Where children in urban areas qualify for school transport under the terms of the scheme, they are issued with term tickets subject to payment of the appropriate term contribution. For the purposes of the post-primary education scheme, the country has been divided into catchment areas, each of which has its own post-primary centre. Recognised post-primary pupils who live at least three miles from the post-primary centre of the catchment area in which they live, are eligible for transport under the school transport scheme to that centre.
While it is the parents' prerogative to send their children to the school of choice, that does not mean the State is in a position to incur the additional expense entailed in facilitating that choice. To provide for choice of school would add enormously to the cost of the scheme by duplicating transport services all over the place.
Mr. S. Ryan Mr. S. Ryan
Mr. S. Ryan: They have no choice here.
Mr. N. Dempsey Mr. N. Dempsey
Mr. N. Dempsey: In such instances, eligible pupils who wish to attend a post-primary centre other than their appropriate one, may be allowed transport from within the catchment boundary of  the centre being attended. This is subject to spare accommodation being available on an existing service and provided that no additional State cost is incurred. Pupils availing of this concession are known as catchment boundary pupils.
My Department may not sanction transport into any adjoining catchment area as an encroachment would constitute an infringement of the terms of the post-primary transport scheme.

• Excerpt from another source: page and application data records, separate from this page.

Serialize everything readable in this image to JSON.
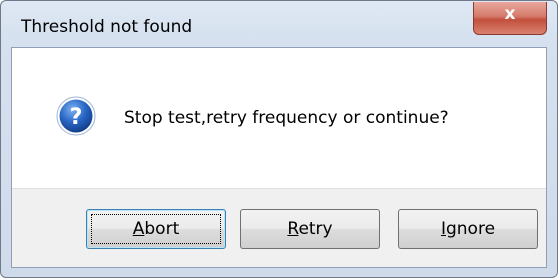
{
  "window": {
    "title": "Threshold not found",
    "close_glyph": "x"
  },
  "message": {
    "icon": "question-icon",
    "text": "Stop test,retry frequency or continue?"
  },
  "buttons": {
    "abort": {
      "accel": "A",
      "rest": "bort",
      "label": "Abort"
    },
    "retry": {
      "accel": "R",
      "rest": "etry",
      "label": "Retry"
    },
    "ignore": {
      "accel": "I",
      "rest": "gnore",
      "label": "Ignore"
    }
  },
  "colors": {
    "close_button": "#c24f3d",
    "icon_blue": "#1f5fc4"
  }
}
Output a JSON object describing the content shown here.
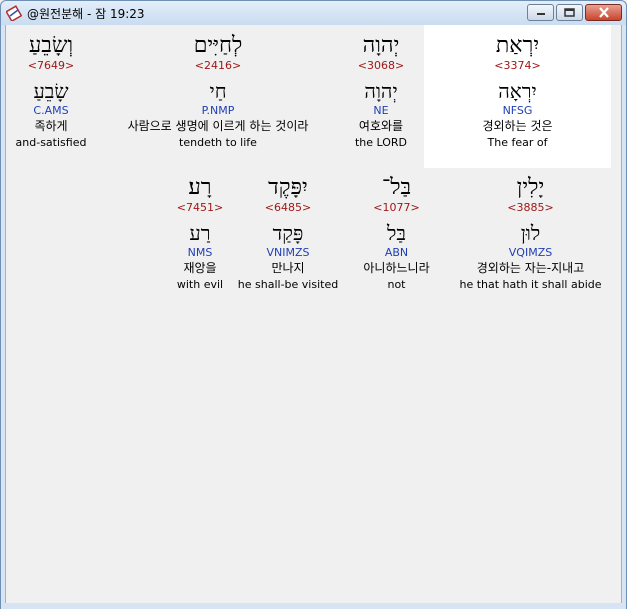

My Department has to consider the operation of the school transport scheme as a whole and the requirement not to breach guidelines, which would have financial and policy implications for the transport service overall. As the Deputy has pointed out, the pupils from this area reside in the Swords catchment area and are eligible for transport to the schools in Swords.
Eligible pupils from the Portrane-Donabate areas offering for transport to post-primary schools outside the Swords area are being facilitated with term tickets for transport on the public scheduled service from the nearest point inside the catchment area. The availability of such transport is subject to the normal conditions of the transport scheme.
The Deputy gave the answer to the question and asked me not to repeat it. However, I had better do so for the record. My Department has no plans to depart from the normal terms of the scheme in this case.
By way of being helpful to the Deputy, there is now a school transport appeal body in place. It may be worth his while to put in an appeal to that body and ask it to consider the special circumstances outlined to me. I appreciate they are special circumstances.
When a scheme is in operation, civil servants do not like making special exemptions. In relation to the school in that area which the Deputy mentioned, we have good news. Fingal County Council is providing the site.
Dáil Éireann 571 School Transport.